DIRECTIONS FOR THIS TASK
Only the lines with the string "Windows" are needed; return each of them from the entries below.

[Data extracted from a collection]
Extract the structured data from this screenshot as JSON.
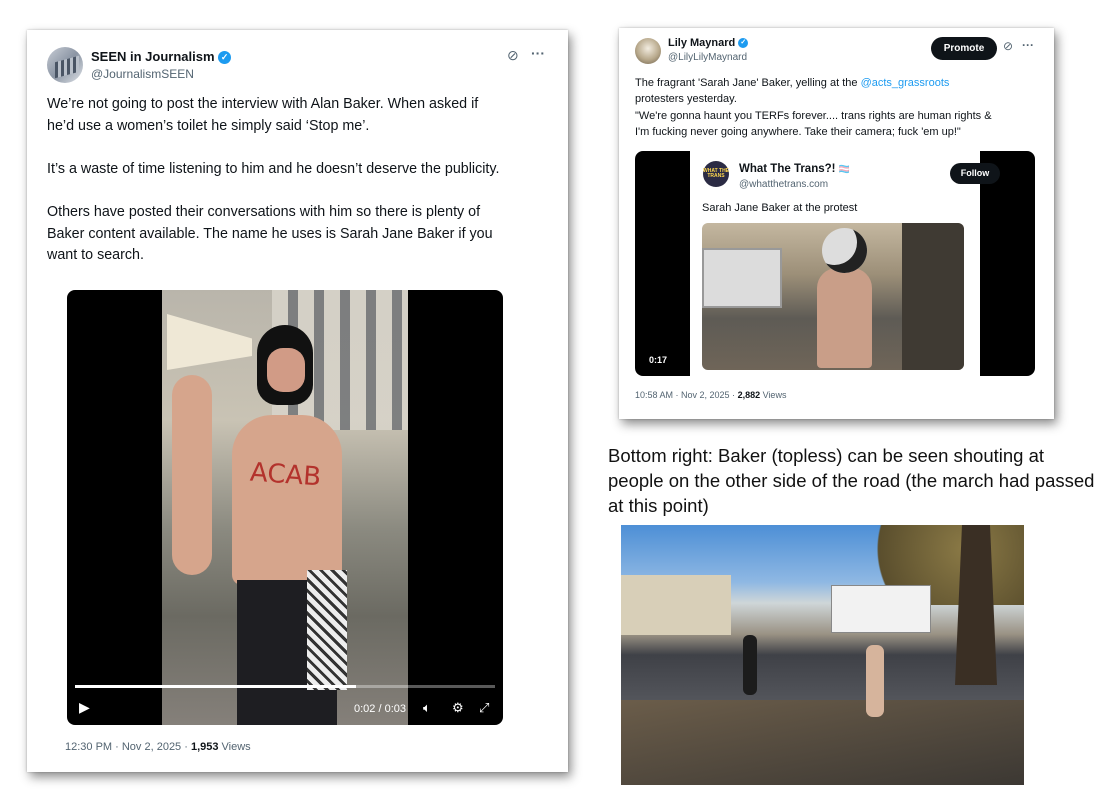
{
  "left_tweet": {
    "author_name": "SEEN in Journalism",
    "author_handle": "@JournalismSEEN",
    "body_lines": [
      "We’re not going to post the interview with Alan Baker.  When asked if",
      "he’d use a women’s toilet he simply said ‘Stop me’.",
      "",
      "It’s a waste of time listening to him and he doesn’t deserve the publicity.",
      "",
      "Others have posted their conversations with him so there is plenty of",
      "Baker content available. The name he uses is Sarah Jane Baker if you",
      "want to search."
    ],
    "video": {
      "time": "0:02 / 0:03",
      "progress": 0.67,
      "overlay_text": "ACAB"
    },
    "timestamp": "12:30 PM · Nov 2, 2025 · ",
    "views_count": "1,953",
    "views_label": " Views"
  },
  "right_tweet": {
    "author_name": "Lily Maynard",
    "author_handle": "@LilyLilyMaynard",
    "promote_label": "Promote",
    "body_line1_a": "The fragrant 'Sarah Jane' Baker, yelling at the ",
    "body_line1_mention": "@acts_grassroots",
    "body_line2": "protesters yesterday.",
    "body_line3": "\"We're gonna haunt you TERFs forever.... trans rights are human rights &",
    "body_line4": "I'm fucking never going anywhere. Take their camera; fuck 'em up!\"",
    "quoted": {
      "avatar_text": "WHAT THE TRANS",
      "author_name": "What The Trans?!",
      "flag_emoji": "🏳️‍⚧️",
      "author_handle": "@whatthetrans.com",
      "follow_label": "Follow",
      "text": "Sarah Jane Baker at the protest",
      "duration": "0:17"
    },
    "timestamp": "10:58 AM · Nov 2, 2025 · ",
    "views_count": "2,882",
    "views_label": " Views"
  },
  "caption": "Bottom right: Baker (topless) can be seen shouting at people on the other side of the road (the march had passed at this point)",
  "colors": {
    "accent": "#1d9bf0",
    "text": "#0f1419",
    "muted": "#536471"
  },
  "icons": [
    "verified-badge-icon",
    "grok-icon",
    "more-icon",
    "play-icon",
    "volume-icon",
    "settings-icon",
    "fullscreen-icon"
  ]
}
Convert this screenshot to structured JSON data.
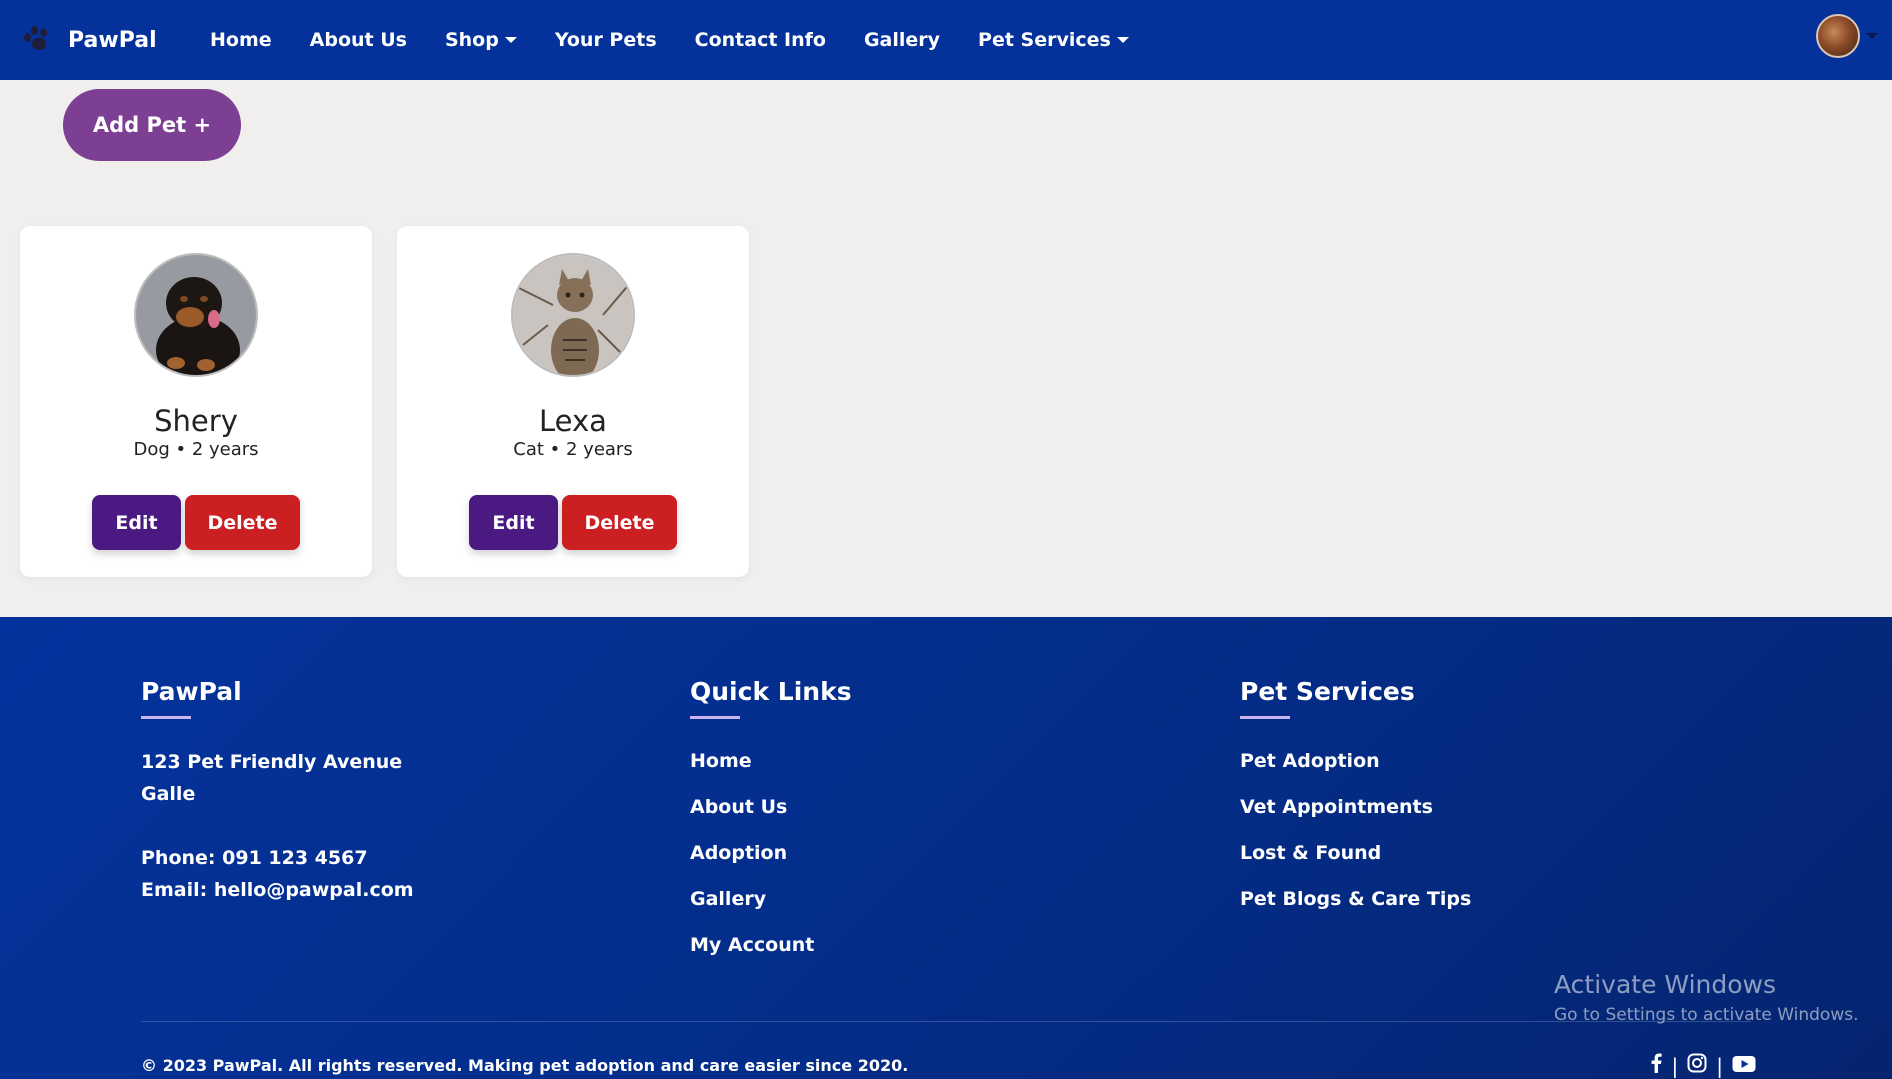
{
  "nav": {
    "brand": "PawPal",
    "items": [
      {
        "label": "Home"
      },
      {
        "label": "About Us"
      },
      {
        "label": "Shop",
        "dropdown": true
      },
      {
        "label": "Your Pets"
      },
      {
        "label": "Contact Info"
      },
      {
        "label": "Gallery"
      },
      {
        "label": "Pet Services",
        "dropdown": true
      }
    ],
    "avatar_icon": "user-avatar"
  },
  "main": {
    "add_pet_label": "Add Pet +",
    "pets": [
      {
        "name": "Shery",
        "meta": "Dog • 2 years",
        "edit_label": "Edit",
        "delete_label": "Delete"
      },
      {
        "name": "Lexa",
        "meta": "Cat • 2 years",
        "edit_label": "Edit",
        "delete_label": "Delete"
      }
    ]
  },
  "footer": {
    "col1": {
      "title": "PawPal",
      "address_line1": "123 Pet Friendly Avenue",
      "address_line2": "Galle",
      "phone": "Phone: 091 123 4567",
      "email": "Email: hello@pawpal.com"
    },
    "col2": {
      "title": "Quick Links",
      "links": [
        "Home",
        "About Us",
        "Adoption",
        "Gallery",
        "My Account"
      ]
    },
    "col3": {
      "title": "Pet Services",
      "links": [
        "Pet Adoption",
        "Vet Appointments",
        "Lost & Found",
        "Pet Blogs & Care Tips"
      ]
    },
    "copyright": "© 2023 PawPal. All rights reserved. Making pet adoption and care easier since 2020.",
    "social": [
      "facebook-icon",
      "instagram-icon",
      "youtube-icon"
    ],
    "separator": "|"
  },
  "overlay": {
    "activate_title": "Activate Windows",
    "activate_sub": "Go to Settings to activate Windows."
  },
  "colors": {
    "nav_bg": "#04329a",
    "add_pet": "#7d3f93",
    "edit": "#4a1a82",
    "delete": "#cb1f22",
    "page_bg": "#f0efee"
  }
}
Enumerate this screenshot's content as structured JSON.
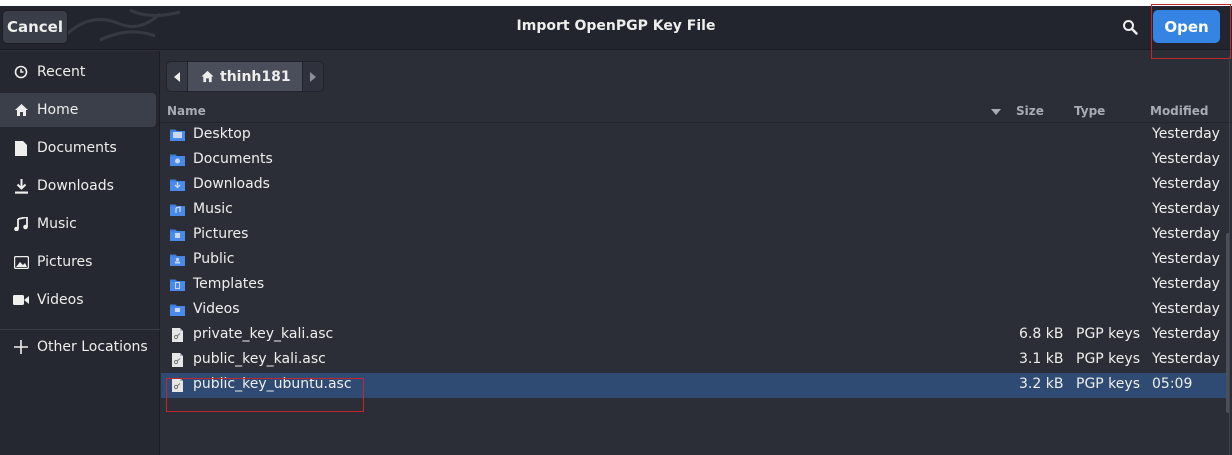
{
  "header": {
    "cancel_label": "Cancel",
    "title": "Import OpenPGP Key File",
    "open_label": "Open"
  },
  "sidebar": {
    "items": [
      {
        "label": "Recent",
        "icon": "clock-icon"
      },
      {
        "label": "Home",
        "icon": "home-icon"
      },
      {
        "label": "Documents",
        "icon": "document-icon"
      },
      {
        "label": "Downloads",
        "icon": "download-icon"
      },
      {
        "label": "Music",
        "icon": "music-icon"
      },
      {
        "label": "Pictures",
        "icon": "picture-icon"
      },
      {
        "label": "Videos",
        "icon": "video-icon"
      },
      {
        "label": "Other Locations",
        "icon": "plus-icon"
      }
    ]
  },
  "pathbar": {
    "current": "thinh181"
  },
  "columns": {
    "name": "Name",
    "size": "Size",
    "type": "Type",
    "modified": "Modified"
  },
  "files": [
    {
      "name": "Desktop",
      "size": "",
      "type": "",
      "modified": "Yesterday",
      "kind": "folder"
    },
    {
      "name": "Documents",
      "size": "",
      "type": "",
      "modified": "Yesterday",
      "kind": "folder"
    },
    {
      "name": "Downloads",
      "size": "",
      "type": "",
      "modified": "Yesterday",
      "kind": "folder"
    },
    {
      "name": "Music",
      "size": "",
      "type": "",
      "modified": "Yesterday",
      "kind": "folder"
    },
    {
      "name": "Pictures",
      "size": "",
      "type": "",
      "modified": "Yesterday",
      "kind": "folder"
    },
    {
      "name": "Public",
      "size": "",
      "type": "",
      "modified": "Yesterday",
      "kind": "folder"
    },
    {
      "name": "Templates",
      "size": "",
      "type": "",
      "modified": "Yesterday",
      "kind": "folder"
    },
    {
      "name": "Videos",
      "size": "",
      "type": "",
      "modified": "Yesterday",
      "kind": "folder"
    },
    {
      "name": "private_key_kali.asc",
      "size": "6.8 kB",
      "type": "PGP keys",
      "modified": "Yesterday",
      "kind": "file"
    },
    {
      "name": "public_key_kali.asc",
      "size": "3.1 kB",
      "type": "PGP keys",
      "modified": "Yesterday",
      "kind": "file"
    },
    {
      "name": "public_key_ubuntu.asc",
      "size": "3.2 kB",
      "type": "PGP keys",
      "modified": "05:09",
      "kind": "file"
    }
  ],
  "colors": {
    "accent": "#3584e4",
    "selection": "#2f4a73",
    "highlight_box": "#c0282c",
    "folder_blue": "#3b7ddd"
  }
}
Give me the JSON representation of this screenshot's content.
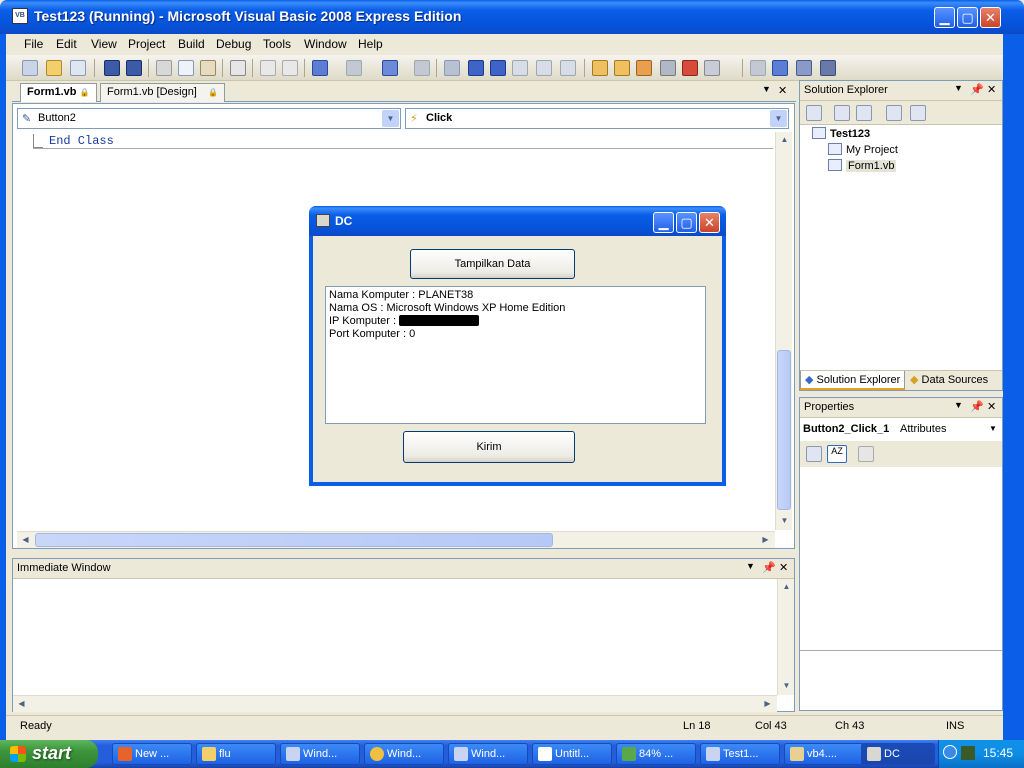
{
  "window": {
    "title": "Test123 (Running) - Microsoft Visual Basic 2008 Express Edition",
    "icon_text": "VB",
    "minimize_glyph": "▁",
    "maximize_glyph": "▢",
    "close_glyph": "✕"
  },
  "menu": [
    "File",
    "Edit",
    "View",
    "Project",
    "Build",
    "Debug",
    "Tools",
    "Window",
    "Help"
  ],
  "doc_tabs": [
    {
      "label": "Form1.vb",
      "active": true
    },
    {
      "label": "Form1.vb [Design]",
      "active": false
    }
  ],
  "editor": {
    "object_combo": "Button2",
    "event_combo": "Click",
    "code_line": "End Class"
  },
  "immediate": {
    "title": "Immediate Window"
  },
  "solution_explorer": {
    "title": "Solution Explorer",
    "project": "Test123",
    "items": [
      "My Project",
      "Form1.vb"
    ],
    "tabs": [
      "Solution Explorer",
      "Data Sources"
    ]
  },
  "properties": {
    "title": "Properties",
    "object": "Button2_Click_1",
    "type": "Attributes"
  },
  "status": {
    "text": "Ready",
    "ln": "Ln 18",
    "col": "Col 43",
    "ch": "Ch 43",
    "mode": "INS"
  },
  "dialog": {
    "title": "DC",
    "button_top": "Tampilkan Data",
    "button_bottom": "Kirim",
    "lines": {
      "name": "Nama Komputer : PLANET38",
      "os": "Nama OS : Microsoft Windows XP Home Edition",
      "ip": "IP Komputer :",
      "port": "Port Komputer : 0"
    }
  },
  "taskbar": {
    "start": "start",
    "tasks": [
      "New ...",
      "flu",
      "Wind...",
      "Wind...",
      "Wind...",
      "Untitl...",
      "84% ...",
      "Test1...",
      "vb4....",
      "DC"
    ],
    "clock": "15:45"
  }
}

TASK SOLUTION
    "activate_title": "Activate Windows",
    "activate_sub": "Go to Settings to activate Windows."
      "os": "Nama OS : Microsoft Windows XP Home Edition",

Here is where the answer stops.